(Stored items)
------------------------------

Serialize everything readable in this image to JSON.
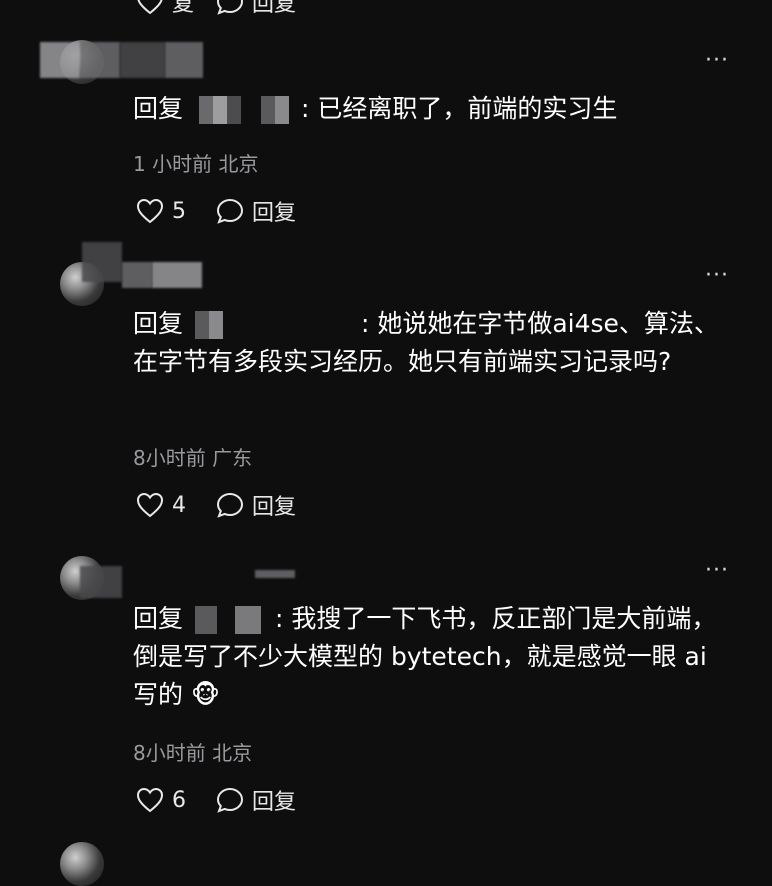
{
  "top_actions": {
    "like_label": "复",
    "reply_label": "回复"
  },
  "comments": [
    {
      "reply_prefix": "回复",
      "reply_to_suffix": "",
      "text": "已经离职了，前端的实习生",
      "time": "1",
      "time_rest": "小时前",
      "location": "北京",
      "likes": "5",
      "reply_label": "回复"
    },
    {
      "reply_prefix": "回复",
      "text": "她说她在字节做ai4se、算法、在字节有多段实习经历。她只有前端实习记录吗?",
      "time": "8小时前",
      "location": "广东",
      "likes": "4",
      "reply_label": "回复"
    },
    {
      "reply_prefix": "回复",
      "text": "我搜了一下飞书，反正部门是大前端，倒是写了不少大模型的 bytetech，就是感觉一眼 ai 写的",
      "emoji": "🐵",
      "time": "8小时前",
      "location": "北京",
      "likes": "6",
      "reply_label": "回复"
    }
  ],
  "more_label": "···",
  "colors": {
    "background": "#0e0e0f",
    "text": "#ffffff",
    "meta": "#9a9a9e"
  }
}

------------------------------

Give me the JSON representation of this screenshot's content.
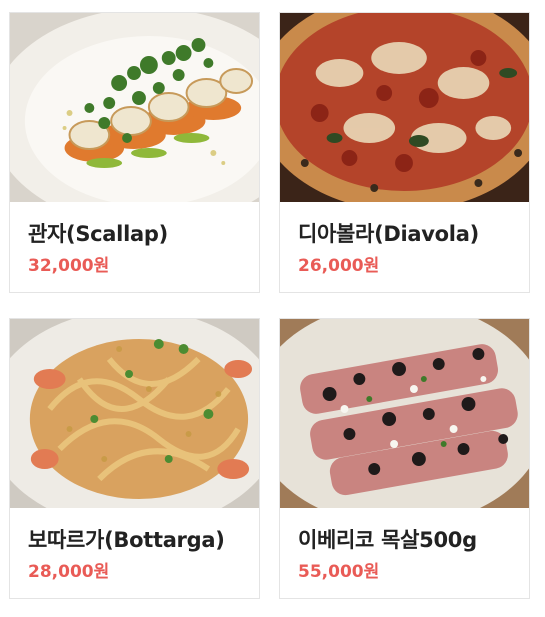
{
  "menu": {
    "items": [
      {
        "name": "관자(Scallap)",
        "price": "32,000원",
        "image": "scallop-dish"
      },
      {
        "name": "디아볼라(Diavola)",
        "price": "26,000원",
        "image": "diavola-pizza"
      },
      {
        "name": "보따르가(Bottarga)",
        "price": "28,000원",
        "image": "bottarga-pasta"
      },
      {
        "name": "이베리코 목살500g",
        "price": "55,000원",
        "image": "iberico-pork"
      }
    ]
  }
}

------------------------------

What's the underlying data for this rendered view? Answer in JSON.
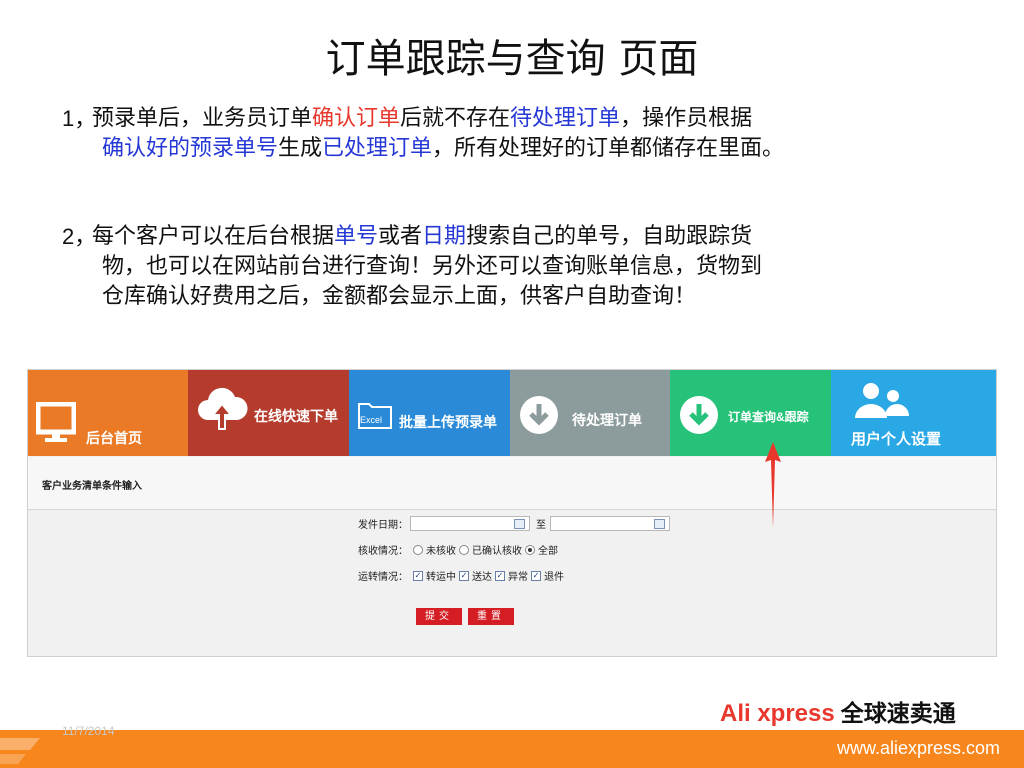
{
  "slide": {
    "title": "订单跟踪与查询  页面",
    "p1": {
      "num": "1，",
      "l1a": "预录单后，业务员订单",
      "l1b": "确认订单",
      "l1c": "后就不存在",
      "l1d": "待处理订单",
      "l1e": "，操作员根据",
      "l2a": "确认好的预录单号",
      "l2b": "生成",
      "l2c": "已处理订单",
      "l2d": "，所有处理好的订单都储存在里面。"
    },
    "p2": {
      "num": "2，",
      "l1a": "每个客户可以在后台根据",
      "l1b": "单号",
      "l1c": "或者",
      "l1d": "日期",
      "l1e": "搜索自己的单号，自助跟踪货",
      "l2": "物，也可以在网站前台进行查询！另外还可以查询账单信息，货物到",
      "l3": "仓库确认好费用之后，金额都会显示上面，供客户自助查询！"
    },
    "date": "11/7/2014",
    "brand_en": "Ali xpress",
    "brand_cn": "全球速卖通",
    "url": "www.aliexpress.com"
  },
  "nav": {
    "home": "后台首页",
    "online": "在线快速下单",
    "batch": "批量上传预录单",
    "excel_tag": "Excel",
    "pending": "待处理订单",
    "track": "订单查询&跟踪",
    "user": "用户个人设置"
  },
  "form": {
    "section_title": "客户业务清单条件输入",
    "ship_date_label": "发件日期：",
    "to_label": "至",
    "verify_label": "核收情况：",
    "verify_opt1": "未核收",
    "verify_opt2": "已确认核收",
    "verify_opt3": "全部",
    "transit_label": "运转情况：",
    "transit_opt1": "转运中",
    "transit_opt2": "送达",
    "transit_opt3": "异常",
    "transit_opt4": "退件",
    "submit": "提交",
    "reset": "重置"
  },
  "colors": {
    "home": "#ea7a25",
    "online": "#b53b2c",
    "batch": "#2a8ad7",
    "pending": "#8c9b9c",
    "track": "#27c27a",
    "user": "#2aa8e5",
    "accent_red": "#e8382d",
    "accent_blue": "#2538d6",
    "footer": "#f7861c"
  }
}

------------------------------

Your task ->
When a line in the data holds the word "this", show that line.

Answer for the task ->
Serialize everything readable in this image to JSON.
Give me the JSON representation of this screenshot's content.
What's the underlying data for this rendered view? Answer in JSON.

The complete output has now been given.